> _Requirement_
What you write must match the records exactly, except for the images, which are left out.

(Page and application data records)
++++
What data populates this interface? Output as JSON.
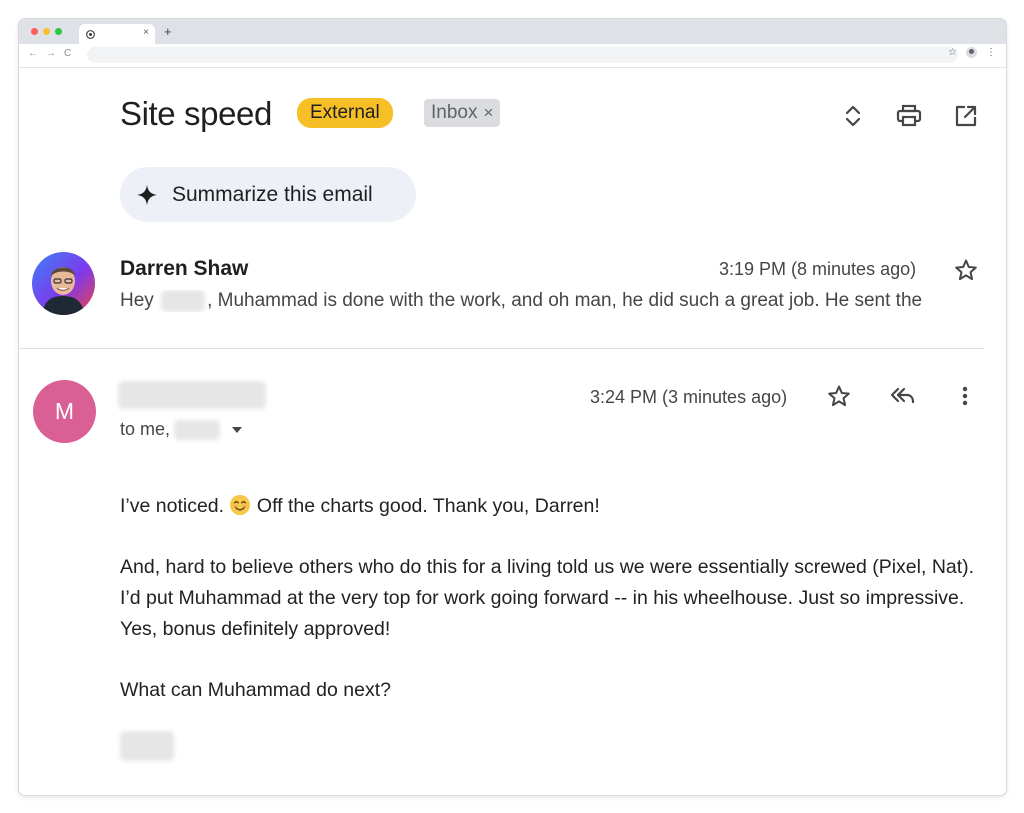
{
  "browser": {
    "tab_close": "×",
    "new_tab": "+",
    "nav_back": "←",
    "nav_forward": "→",
    "nav_reload": "C"
  },
  "email": {
    "subject": "Site speed",
    "labels": {
      "external": "External",
      "inbox": "Inbox",
      "remove": "×"
    },
    "summarize_label": "Summarize this email"
  },
  "messages": [
    {
      "sender": "Darren Shaw",
      "time": "3:19 PM (8 minutes ago)",
      "snippet_greeting": "Hey",
      "snippet_text": ", Muhammad is done with the work, and oh man, he did such a great job. He sent the"
    },
    {
      "avatar_letter": "M",
      "avatar_color": "#d95f95",
      "time": "3:24 PM (3 minutes ago)",
      "recipients_prefix": "to me,",
      "body": {
        "line1_before_emoji": "I’ve noticed.",
        "line1_after_emoji": " Off the charts good.  Thank you, Darren!",
        "para2": "And, hard to believe others who do this for a living told us we were essentially screwed (Pixel, Nat).  I’d put Muhammad at the very top for work going forward -- in his wheelhouse.  Just so impressive.  Yes, bonus definitely approved!",
        "para3": "What can Muhammad do next?"
      }
    }
  ],
  "colors": {
    "external_chip": "#f6bf26",
    "inbox_chip": "#dadce0",
    "summarize_bg": "#eef0f8"
  }
}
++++
> _Result_
What data populates this interface? Output as JSON.
{
  "browser": {
    "tab_close": "×",
    "new_tab": "+",
    "nav_back": "←",
    "nav_forward": "→",
    "nav_reload": "C"
  },
  "email": {
    "subject": "Site speed",
    "labels": {
      "external": "External",
      "inbox": "Inbox",
      "remove": "×"
    },
    "summarize_label": "Summarize this email"
  },
  "messages": [
    {
      "sender": "Darren Shaw",
      "time": "3:19 PM (8 minutes ago)",
      "snippet_greeting": "Hey",
      "snippet_text": ", Muhammad is done with the work, and oh man, he did such a great job. He sent the"
    },
    {
      "avatar_letter": "M",
      "avatar_color": "#d95f95",
      "time": "3:24 PM (3 minutes ago)",
      "recipients_prefix": "to me,",
      "body": {
        "line1_before_emoji": "I’ve noticed.",
        "line1_after_emoji": " Off the charts good.  Thank you, Darren!",
        "para2": "And, hard to believe others who do this for a living told us we were essentially screwed (Pixel, Nat).  I’d put Muhammad at the very top for work going forward -- in his wheelhouse.  Just so impressive.  Yes, bonus definitely approved!",
        "para3": "What can Muhammad do next?"
      }
    }
  ],
  "colors": {
    "external_chip": "#f6bf26",
    "inbox_chip": "#dadce0",
    "summarize_bg": "#eef0f8"
  }
}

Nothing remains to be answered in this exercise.